The Chaldean or Babylonian world-power, when it shall once have made its appearance, will make an end of Tyre as the mart of the world. As a result she shall be forgotten of the,nations during all the seventy years of her subjugation to Babylonia (v. 15a). But at the end of this period, when Babylon as a world-power shall have been made to pass away, Tyre, as freed from the Babylonian yoke, will employ all her wiles to induce the nations to renew with her the trade-contacts that were broken off. In the imagery of the text, “after the end of seventy years shall Tyre sing as a harlot,” (v. b) that is carry on like a disregarded prostitute that has grown old in the service of sin yet cannot forget her gain and therefore goes about the city to attract men by her music and unchaste songs. The Lord by the prophet commands Tyre, “Take a harp, go about the city, thou harlot that hast been forgotten. Make sweet melody, sing many songs, that thou mayest be remembered (v. 16). Tyra must make an effort to entice the nations to renew with her their commercial intercourse. So God has determined. And the effort shall prove successful because He shall visit the city. By His providence the trade between Tyre and the nations will be renewed. The ancient wealth and grandeur will be recovered. The text reads here, “And it shall come to pass after the end of seventy years that the Lord will visit Tyre” (v. 7a). Thus her fornication with the nations will be resumed and continued, “And she shall turn to her hire, and shall commit fornication with all the kingdoms of the world upon the face of the earth” (v. 17b). Such is God’s will. For Tyre must fill her measure of iniquity in order that she may finally be blotted from the face of the earth. The city was taken by the Turks in 1516. “Since that time it has sunk into utter decay and is now a bare rock, ‘a place to spread nets upon,’ as the prophet Ezekiel foretold that it should be.” Also this prophecy was progressively fulfilled.

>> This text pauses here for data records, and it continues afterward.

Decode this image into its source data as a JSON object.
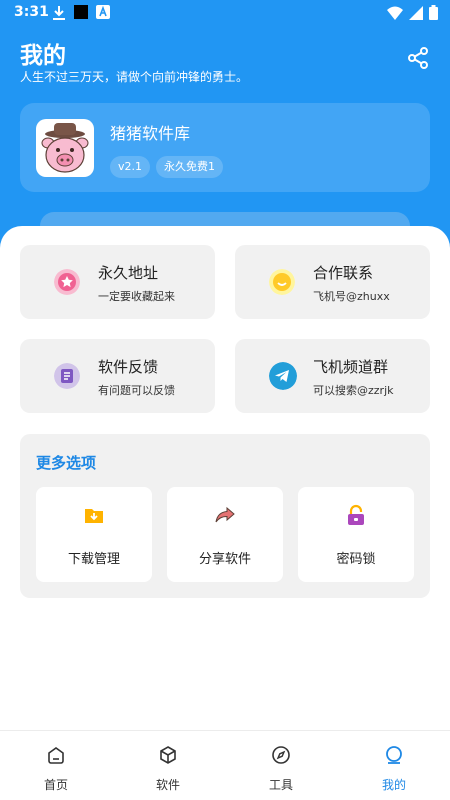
{
  "status_bar": {
    "time": "3:31"
  },
  "header": {
    "title": "我的",
    "subtitle": "人生不过三万天，请做个向前冲锋的勇士。"
  },
  "profile": {
    "name": "猪猪软件库",
    "tags": [
      "v2.1",
      "永久免费1"
    ]
  },
  "tiles": [
    {
      "title": "永久地址",
      "sub": "一定要收藏起来",
      "icon": "star-badge-icon",
      "color": "#f06292"
    },
    {
      "title": "合作联系",
      "sub": "飞机号@zhuxx",
      "icon": "smile-badge-icon",
      "color": "#ffca28"
    },
    {
      "title": "软件反馈",
      "sub": "有问题可以反馈",
      "icon": "feedback-badge-icon",
      "color": "#7e57c2"
    },
    {
      "title": "飞机频道群",
      "sub": "可以搜索@zzrjk",
      "icon": "telegram-icon",
      "color": "#2196f3"
    }
  ],
  "more": {
    "title": "更多选项",
    "items": [
      {
        "label": "下载管理",
        "icon": "download-folder-icon",
        "color": "#ffb300"
      },
      {
        "label": "分享软件",
        "icon": "share-arrow-icon",
        "color": "#e57373"
      },
      {
        "label": "密码锁",
        "icon": "lock-icon",
        "color": "#ab47bc"
      }
    ]
  },
  "nav": {
    "items": [
      {
        "label": "首页",
        "icon": "home-icon"
      },
      {
        "label": "软件",
        "icon": "cube-icon"
      },
      {
        "label": "工具",
        "icon": "compass-icon"
      },
      {
        "label": "我的",
        "icon": "profile-icon"
      }
    ],
    "active_index": 3,
    "active_color": "#1e88e5"
  }
}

A word must be said about this imagery. Commerce and trade, though not as such sinful, is a totally depraved thing as carried on by the world that lies in darkness, the natural man. For the world is always wholly consecrated to self and God is not in all its thoughts. The activating principle here is the lust of the flesh, the lust of the eyes and the pride of life, and the means employed deceit and violence. Verily also this business of buying and selling as conducted by the world is sheer idolatry; it is spiritual fornication pure and simple. Reprobated Tyre, as the commercial center of the world, was therefore indeed the chief of harlots. This, to be sure, is a hard doctrine that the prophet did not try mollify by some such theory as that of common grace.

b. The calling of the Tyrians according to the election in the gospel period (v. 18).

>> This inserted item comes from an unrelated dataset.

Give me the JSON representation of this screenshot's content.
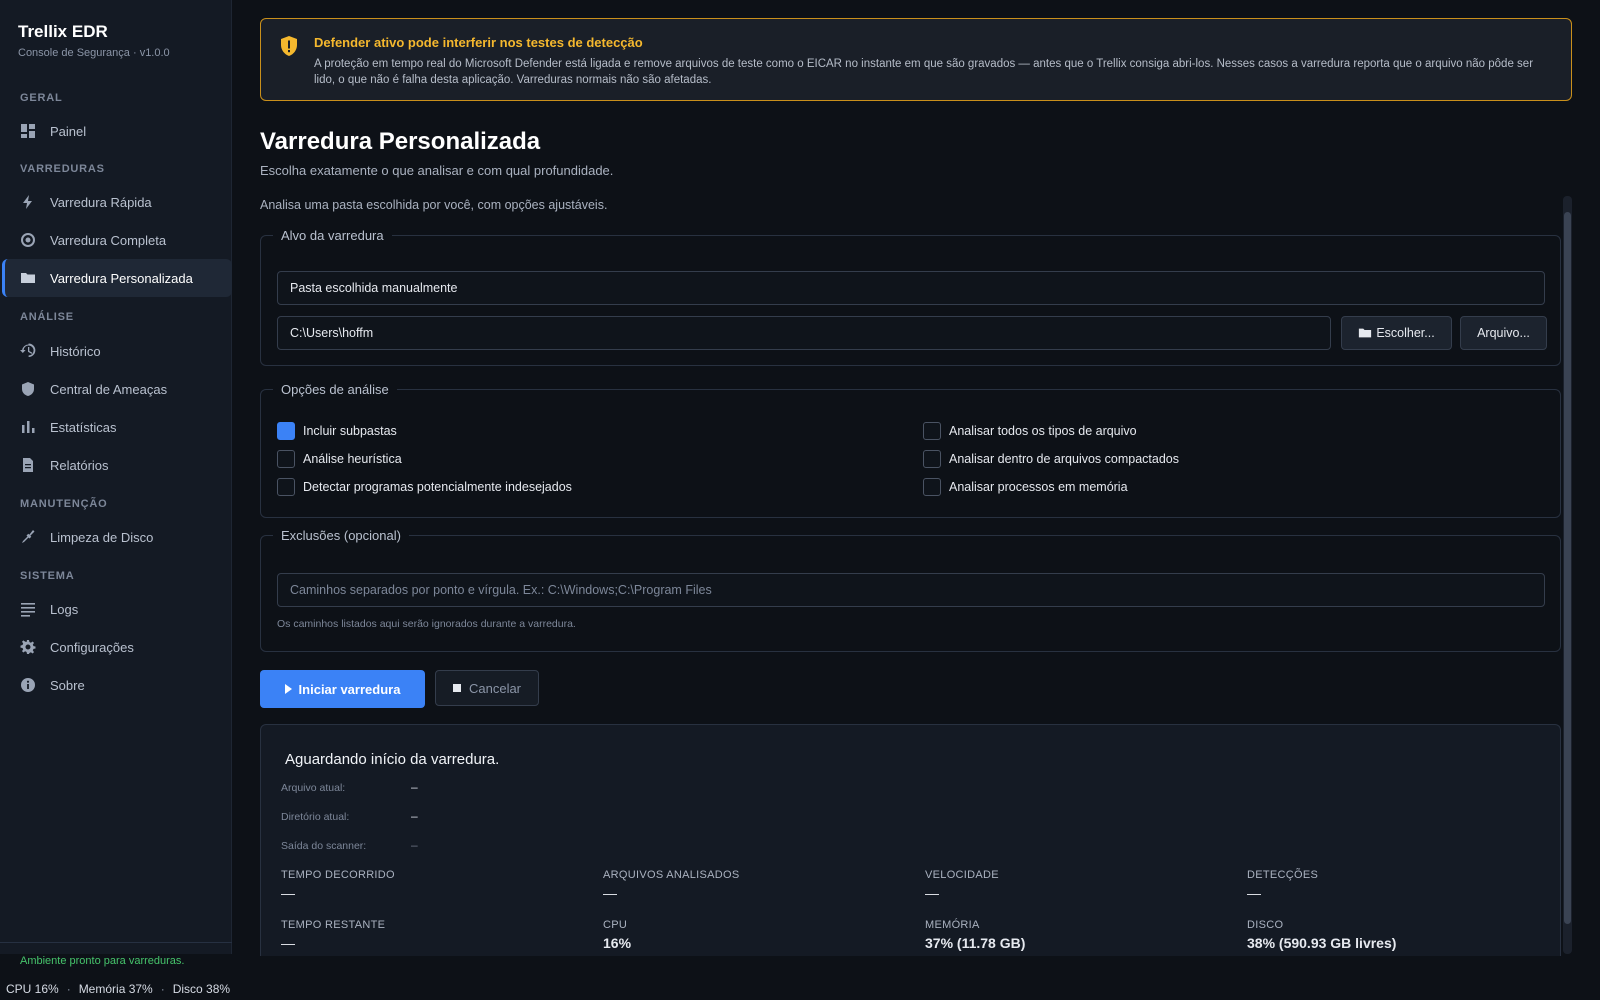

Tyre shall be destroyed but God has His people in the doomed city to be called in the Gospel period. And they shall consecrate the gain of their commerce unto the Lord, and it shall be used for the support of the Gospel ministry in Tyre. In the words of the text, “And her merchandise and her hire,”—this must be made to apply to the Tyre according to the election,—“shall be holiness to the Lord; it shall not be treasured up: for her merchandise shall be for them that dwell before the Lord, to eat sufficiently, and for durable clothing” (v. 18).

Underlying this prediction is the prophecy that God shall gather His church also from among the inhabitants of Tyre. Already when Christ was upon earth, converts from the borders of Tyre and Sidon came to see and to hear him; and he on His part honored these borders with His presence (Mark 3:8; Luke 6:17; Matt. 5:21). Paul found there disciples of the Lord (Acts 21:3). In 355 the churches of Syria held a synod there. But the recovered glory of Tyre has completely departed. Today the city—the modern Sur—is a village of fishermen’s huts that numbers about 3,000 inhabitants. Thus has come to pass all the Lord has spoken.